Everything flipped on its head around the 59th minute, though, as a fluke and a cruel twist of fate put the game back to square one. Arcahaie’s luck turned enough to grant them an equalizing goal off an unfortunate goalkeeping error by Forge, leaving the visitors shell-shocked.
And then, immediately after, the confusion mounted; instead of restarting the game and giving Forge a chance to put the mistake behind them quickly, the referee spotted an issue with Arcahaie’s net. The five minutes it took for officials to repair the mesh with zip-ties threw a further wrench into Forge’s momentum, and although a quick break might’ve been welcome, they probably would’ve preferred to strike back as quickly as possible.
Looking back at the game, it was that whole stretch that brought everything back to Earth; spirits were high at halftime (for fans, at least), but this was a bucket of cold water.
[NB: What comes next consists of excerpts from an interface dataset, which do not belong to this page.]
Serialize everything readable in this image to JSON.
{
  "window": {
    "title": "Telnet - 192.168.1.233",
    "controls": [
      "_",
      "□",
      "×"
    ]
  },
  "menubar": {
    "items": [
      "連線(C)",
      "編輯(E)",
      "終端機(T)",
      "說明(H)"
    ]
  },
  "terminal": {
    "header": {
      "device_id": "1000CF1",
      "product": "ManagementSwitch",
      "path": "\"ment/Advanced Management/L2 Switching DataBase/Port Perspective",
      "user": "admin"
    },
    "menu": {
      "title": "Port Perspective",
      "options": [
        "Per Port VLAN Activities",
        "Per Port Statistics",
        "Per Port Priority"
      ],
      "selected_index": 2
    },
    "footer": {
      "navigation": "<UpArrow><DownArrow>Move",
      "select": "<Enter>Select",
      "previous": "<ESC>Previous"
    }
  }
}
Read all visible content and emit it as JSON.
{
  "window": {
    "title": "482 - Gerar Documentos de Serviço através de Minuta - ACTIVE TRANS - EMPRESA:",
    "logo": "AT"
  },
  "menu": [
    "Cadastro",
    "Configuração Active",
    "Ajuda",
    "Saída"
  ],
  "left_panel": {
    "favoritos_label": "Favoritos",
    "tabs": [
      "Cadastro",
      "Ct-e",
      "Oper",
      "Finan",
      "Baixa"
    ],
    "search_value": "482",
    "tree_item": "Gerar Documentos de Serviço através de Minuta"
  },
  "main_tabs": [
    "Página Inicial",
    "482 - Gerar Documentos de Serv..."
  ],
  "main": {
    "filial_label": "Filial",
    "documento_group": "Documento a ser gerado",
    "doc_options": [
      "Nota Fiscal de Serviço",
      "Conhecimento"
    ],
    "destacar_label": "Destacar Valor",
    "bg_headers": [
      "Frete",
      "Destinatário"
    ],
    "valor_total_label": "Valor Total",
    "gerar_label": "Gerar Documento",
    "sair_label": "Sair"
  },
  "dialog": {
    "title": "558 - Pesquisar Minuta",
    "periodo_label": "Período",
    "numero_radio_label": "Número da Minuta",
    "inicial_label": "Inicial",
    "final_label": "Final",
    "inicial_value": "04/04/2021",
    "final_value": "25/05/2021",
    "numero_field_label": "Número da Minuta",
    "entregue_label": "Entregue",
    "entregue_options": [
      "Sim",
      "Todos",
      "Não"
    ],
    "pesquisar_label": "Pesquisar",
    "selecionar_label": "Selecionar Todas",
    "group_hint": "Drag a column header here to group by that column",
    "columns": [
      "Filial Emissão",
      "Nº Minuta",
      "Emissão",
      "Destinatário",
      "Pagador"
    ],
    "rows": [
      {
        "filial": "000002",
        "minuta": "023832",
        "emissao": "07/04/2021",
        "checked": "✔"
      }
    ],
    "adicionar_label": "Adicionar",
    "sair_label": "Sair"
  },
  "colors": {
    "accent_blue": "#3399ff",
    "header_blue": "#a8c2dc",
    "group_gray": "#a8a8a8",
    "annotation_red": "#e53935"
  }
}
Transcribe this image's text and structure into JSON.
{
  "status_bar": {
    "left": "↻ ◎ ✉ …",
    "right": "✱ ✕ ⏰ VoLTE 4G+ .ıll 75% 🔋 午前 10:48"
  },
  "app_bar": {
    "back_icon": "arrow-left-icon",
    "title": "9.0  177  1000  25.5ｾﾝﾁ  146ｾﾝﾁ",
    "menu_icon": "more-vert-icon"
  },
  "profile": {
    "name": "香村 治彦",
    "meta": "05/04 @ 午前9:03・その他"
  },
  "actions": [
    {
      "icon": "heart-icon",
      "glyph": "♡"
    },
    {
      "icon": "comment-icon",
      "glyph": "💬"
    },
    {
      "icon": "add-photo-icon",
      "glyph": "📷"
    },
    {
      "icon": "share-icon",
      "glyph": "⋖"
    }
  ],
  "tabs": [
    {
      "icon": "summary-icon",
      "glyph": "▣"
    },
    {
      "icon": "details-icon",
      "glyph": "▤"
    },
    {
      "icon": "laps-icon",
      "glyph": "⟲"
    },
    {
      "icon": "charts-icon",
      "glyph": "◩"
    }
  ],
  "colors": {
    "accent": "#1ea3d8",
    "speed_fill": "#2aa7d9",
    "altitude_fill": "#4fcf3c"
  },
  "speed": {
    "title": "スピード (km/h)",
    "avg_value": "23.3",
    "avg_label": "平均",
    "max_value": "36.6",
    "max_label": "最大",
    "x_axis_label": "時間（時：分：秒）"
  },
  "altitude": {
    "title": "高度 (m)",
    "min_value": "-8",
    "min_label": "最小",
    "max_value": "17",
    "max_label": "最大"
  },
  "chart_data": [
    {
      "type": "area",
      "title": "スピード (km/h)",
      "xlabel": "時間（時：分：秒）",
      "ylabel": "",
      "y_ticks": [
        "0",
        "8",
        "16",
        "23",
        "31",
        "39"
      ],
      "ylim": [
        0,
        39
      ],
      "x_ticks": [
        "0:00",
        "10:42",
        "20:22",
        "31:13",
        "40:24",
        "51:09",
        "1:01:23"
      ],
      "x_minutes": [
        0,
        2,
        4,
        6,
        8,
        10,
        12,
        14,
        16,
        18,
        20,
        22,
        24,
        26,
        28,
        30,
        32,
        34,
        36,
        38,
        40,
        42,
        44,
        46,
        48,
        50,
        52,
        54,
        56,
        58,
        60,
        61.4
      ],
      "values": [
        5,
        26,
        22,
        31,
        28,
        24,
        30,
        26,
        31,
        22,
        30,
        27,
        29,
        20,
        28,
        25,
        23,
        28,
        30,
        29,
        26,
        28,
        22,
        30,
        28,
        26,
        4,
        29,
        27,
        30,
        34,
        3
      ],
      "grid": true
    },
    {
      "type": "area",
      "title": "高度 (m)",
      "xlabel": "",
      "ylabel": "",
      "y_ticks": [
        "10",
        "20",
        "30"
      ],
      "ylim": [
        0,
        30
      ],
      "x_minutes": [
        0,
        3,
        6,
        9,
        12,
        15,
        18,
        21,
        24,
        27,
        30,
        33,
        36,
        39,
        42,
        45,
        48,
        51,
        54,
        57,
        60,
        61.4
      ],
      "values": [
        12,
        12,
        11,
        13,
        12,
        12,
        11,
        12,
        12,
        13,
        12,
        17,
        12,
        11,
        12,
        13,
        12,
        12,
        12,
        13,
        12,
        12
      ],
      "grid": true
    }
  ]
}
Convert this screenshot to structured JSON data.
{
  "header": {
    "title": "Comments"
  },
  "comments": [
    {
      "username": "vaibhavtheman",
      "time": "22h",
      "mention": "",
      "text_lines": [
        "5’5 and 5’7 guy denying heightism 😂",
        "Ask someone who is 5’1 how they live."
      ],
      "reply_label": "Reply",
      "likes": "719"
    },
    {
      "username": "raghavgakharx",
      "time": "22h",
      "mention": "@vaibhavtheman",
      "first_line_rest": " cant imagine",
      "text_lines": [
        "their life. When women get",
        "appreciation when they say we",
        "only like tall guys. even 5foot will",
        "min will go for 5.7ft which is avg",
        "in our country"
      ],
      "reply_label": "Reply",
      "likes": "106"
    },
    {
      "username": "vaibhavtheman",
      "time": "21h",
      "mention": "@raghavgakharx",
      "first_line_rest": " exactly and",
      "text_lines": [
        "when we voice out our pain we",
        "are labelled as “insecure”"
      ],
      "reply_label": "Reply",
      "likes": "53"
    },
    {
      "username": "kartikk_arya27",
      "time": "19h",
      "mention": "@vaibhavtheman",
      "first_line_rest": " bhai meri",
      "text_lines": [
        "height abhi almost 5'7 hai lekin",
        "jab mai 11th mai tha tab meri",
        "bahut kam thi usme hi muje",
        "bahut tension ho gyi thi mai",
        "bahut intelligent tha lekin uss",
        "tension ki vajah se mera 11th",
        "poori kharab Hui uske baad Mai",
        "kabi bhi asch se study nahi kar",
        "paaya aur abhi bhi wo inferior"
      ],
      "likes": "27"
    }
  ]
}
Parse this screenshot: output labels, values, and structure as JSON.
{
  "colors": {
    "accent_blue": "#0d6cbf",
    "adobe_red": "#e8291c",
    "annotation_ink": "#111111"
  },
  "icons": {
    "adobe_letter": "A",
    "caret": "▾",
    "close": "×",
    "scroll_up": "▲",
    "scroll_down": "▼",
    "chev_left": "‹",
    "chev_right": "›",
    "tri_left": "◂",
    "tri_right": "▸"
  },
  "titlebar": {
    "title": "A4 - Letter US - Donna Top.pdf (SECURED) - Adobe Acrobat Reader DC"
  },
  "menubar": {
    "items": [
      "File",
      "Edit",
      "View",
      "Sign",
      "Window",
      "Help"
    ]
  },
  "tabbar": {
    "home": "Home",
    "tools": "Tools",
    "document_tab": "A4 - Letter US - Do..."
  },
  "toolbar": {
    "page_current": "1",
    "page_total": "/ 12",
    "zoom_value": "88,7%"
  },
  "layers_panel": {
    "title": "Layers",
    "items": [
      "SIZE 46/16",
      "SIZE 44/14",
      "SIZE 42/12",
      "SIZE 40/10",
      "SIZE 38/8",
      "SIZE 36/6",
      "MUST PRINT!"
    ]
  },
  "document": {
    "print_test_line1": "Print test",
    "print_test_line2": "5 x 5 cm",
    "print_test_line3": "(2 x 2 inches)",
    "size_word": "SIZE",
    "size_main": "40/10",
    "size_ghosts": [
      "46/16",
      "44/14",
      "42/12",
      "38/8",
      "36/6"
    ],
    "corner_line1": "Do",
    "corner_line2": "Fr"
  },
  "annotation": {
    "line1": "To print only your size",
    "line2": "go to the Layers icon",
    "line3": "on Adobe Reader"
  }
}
Not ten minutes prior, Forge looked sure to march comfortably forward and win, but suddenly
Sadly, Forge didn’t manage to reclaim their lead in the last half hour (despite several agonizingly close chances). Again, this moment isn’t the reason they lost to Arcahaie; those few minutes, though (not just the goal, but the whole emotional break) definitely feel like a turning point.